═══ Dataset records ═══

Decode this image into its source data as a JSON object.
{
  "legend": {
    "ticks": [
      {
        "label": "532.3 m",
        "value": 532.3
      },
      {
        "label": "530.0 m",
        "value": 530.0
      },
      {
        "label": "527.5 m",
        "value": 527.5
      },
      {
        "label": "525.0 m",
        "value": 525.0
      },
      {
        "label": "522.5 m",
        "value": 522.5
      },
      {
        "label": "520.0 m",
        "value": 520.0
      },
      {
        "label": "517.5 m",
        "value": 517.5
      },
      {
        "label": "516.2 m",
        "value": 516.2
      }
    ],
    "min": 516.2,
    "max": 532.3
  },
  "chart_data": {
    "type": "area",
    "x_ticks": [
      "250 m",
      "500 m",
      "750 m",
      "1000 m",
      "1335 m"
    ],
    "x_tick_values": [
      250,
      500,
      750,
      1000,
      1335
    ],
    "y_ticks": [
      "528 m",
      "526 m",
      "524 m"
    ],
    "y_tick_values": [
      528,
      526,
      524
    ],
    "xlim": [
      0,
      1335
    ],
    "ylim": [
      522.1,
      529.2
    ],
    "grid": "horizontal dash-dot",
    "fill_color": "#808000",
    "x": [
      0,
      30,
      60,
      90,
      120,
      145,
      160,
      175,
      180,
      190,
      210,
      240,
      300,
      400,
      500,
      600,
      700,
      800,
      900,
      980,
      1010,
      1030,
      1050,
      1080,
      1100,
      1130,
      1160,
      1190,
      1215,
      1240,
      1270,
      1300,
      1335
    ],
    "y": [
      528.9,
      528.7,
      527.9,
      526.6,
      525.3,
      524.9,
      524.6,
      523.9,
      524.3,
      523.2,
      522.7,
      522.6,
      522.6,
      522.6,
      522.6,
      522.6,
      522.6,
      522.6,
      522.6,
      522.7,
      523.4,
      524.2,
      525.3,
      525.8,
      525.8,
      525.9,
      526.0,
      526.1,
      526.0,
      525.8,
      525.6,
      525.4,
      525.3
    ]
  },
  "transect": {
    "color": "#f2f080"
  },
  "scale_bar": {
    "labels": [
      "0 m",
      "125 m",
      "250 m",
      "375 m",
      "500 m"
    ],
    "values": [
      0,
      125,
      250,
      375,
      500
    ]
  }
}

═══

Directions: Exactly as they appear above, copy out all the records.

Problem solution:
Decode this image into its source data as a JSON object.
{
  "legend": {
    "ticks": [
      {
        "label": "532.3 m",
        "value": 532.3
      },
      {
        "label": "530.0 m",
        "value": 530.0
      },
      {
        "label": "527.5 m",
        "value": 527.5
      },
      {
        "label": "525.0 m",
        "value": 525.0
      },
      {
        "label": "522.5 m",
        "value": 522.5
      },
      {
        "label": "520.0 m",
        "value": 520.0
      },
      {
        "label": "517.5 m",
        "value": 517.5
      },
      {
        "label": "516.2 m",
        "value": 516.2
      }
    ],
    "min": 516.2,
    "max": 532.3
  },
  "chart_data": {
    "type": "area",
    "x_ticks": [
      "250 m",
      "500 m",
      "750 m",
      "1000 m",
      "1335 m"
    ],
    "x_tick_values": [
      250,
      500,
      750,
      1000,
      1335
    ],
    "y_ticks": [
      "528 m",
      "526 m",
      "524 m"
    ],
    "y_tick_values": [
      528,
      526,
      524
    ],
    "xlim": [
      0,
      1335
    ],
    "ylim": [
      522.1,
      529.2
    ],
    "grid": "horizontal dash-dot",
    "fill_color": "#808000",
    "x": [
      0,
      30,
      60,
      90,
      120,
      145,
      160,
      175,
      180,
      190,
      210,
      240,
      300,
      400,
      500,
      600,
      700,
      800,
      900,
      980,
      1010,
      1030,
      1050,
      1080,
      1100,
      1130,
      1160,
      1190,
      1215,
      1240,
      1270,
      1300,
      1335
    ],
    "y": [
      528.9,
      528.7,
      527.9,
      526.6,
      525.3,
      524.9,
      524.6,
      523.9,
      524.3,
      523.2,
      522.7,
      522.6,
      522.6,
      522.6,
      522.6,
      522.6,
      522.6,
      522.6,
      522.6,
      522.7,
      523.4,
      524.2,
      525.3,
      525.8,
      525.8,
      525.9,
      526.0,
      526.1,
      526.0,
      525.8,
      525.6,
      525.4,
      525.3
    ]
  },
  "transect": {
    "color": "#f2f080"
  },
  "scale_bar": {
    "labels": [
      "0 m",
      "125 m",
      "250 m",
      "375 m",
      "500 m"
    ],
    "values": [
      0,
      125,
      250,
      375,
      500
    ]
  }
}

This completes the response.